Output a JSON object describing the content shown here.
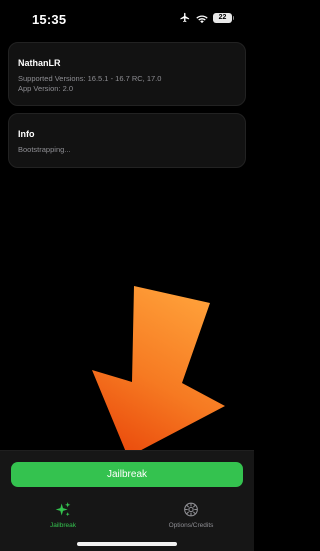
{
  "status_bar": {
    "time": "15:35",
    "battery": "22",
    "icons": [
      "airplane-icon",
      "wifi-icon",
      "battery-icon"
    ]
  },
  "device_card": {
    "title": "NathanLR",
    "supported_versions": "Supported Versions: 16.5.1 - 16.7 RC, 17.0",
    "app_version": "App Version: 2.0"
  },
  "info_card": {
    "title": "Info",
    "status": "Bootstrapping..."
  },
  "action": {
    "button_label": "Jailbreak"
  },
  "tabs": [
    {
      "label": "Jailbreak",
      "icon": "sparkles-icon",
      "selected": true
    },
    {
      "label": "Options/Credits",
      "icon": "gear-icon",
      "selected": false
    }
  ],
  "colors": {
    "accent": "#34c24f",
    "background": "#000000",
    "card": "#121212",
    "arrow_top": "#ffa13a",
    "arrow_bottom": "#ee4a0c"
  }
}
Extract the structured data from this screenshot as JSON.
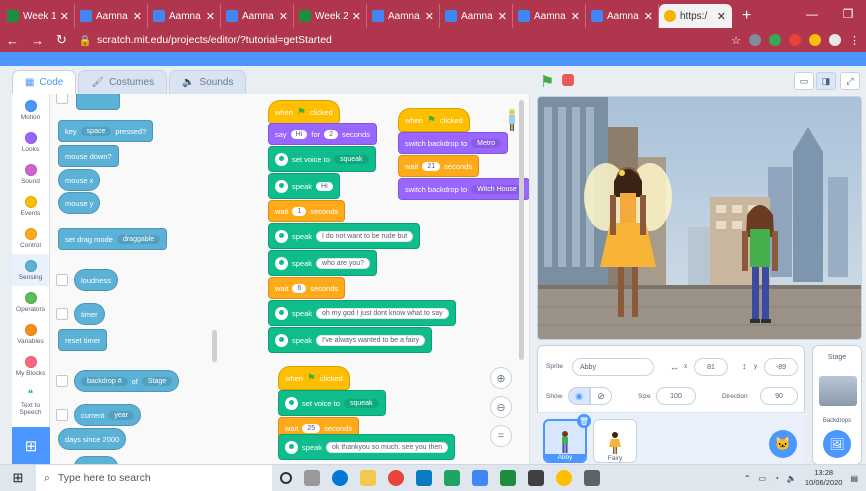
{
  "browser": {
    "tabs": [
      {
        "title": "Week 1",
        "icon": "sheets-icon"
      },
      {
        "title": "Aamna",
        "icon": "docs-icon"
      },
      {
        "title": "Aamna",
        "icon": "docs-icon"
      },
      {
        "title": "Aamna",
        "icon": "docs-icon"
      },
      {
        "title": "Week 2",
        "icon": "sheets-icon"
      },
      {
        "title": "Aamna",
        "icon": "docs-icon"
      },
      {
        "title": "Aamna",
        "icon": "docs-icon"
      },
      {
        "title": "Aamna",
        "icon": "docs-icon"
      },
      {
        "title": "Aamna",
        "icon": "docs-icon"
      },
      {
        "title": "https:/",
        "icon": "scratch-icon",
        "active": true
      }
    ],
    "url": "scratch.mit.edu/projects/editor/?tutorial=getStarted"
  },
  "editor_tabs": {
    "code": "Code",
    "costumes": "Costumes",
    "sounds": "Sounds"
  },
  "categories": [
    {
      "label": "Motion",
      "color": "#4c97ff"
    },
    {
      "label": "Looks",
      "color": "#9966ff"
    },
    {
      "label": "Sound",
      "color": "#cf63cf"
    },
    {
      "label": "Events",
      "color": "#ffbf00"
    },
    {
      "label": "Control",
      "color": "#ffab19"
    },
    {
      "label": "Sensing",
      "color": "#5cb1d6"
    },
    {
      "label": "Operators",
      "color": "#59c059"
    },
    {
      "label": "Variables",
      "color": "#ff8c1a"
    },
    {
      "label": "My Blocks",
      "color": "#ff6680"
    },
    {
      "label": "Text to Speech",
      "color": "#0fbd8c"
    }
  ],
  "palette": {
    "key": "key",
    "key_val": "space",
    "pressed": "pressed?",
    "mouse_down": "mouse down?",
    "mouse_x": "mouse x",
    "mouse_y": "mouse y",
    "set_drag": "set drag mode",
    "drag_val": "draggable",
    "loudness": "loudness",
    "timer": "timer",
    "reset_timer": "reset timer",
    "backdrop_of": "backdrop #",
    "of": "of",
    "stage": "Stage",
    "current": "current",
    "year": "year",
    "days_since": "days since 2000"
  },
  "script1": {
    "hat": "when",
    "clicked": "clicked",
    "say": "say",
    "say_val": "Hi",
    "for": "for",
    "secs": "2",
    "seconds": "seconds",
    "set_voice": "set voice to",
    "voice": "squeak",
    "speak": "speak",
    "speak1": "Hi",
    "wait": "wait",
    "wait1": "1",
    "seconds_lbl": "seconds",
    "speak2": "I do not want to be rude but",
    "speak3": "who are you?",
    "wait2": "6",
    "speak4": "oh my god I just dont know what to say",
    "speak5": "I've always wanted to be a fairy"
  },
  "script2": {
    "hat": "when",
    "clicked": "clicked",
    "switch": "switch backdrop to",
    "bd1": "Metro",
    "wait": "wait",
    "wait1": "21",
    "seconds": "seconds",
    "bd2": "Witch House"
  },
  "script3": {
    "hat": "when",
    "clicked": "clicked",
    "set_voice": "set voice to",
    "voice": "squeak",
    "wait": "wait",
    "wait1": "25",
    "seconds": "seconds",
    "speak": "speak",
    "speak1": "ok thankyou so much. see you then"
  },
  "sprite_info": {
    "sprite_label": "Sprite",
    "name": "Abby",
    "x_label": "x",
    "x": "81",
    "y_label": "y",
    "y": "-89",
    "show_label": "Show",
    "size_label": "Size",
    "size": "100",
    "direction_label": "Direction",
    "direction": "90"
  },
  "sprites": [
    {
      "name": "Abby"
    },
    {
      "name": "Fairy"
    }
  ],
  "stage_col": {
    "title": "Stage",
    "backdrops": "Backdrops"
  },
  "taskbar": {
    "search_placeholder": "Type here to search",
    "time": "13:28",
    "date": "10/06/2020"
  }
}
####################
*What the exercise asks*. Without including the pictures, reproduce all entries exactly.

*Answer for the task*.
Output a JSON object describing the content shown here.
{
  "status_bar": {
    "time": "15:35",
    "battery": "22",
    "icons": [
      "airplane-icon",
      "wifi-icon",
      "battery-icon"
    ]
  },
  "device_card": {
    "title": "NathanLR",
    "supported_versions": "Supported Versions: 16.5.1 - 16.7 RC, 17.0",
    "app_version": "App Version: 2.0"
  },
  "info_card": {
    "title": "Info",
    "status": "Bootstrapping..."
  },
  "action": {
    "button_label": "Jailbreak"
  },
  "tabs": [
    {
      "label": "Jailbreak",
      "icon": "sparkles-icon",
      "selected": true
    },
    {
      "label": "Options/Credits",
      "icon": "gear-icon",
      "selected": false
    }
  ],
  "colors": {
    "accent": "#34c24f",
    "background": "#000000",
    "card": "#121212",
    "arrow_top": "#ffa13a",
    "arrow_bottom": "#ee4a0c"
  }
}
Extract the structured data from this screenshot as JSON.
{
  "browser": {
    "tabs": [
      {
        "title": "Week 1",
        "icon": "sheets-icon"
      },
      {
        "title": "Aamna",
        "icon": "docs-icon"
      },
      {
        "title": "Aamna",
        "icon": "docs-icon"
      },
      {
        "title": "Aamna",
        "icon": "docs-icon"
      },
      {
        "title": "Week 2",
        "icon": "sheets-icon"
      },
      {
        "title": "Aamna",
        "icon": "docs-icon"
      },
      {
        "title": "Aamna",
        "icon": "docs-icon"
      },
      {
        "title": "Aamna",
        "icon": "docs-icon"
      },
      {
        "title": "Aamna",
        "icon": "docs-icon"
      },
      {
        "title": "https:/",
        "icon": "scratch-icon",
        "active": true
      }
    ],
    "url": "scratch.mit.edu/projects/editor/?tutorial=getStarted"
  },
  "editor_tabs": {
    "code": "Code",
    "costumes": "Costumes",
    "sounds": "Sounds"
  },
  "categories": [
    {
      "label": "Motion",
      "color": "#4c97ff"
    },
    {
      "label": "Looks",
      "color": "#9966ff"
    },
    {
      "label": "Sound",
      "color": "#cf63cf"
    },
    {
      "label": "Events",
      "color": "#ffbf00"
    },
    {
      "label": "Control",
      "color": "#ffab19"
    },
    {
      "label": "Sensing",
      "color": "#5cb1d6"
    },
    {
      "label": "Operators",
      "color": "#59c059"
    },
    {
      "label": "Variables",
      "color": "#ff8c1a"
    },
    {
      "label": "My Blocks",
      "color": "#ff6680"
    },
    {
      "label": "Text to Speech",
      "color": "#0fbd8c"
    }
  ],
  "palette": {
    "key": "key",
    "key_val": "space",
    "pressed": "pressed?",
    "mouse_down": "mouse down?",
    "mouse_x": "mouse x",
    "mouse_y": "mouse y",
    "set_drag": "set drag mode",
    "drag_val": "draggable",
    "loudness": "loudness",
    "timer": "timer",
    "reset_timer": "reset timer",
    "backdrop_of": "backdrop #",
    "of": "of",
    "stage": "Stage",
    "current": "current",
    "year": "year",
    "days_since": "days since 2000"
  },
  "script1": {
    "hat": "when",
    "clicked": "clicked",
    "say": "say",
    "say_val": "Hi",
    "for": "for",
    "secs": "2",
    "seconds": "seconds",
    "set_voice": "set voice to",
    "voice": "squeak",
    "speak": "speak",
    "speak1": "Hi",
    "wait": "wait",
    "wait1": "1",
    "seconds_lbl": "seconds",
    "speak2": "I do not want to be rude but",
    "speak3": "who are you?",
    "wait2": "6",
    "speak4": "oh my god I just dont know what to say",
    "speak5": "I've always wanted to be a fairy"
  },
  "script2": {
    "hat": "when",
    "clicked": "clicked",
    "switch": "switch backdrop to",
    "bd1": "Metro",
    "wait": "wait",
    "wait1": "21",
    "seconds": "seconds",
    "bd2": "Witch House"
  },
  "script3": {
    "hat": "when",
    "clicked": "clicked",
    "set_voice": "set voice to",
    "voice": "squeak",
    "wait": "wait",
    "wait1": "25",
    "seconds": "seconds",
    "speak": "speak",
    "speak1": "ok thankyou so much. see you then"
  },
  "sprite_info": {
    "sprite_label": "Sprite",
    "name": "Abby",
    "x_label": "x",
    "x": "81",
    "y_label": "y",
    "y": "-89",
    "show_label": "Show",
    "size_label": "Size",
    "size": "100",
    "direction_label": "Direction",
    "direction": "90"
  },
  "sprites": [
    {
      "name": "Abby"
    },
    {
      "name": "Fairy"
    }
  ],
  "stage_col": {
    "title": "Stage",
    "backdrops": "Backdrops"
  },
  "taskbar": {
    "search_placeholder": "Type here to search",
    "time": "13:28",
    "date": "10/06/2020"
  }
}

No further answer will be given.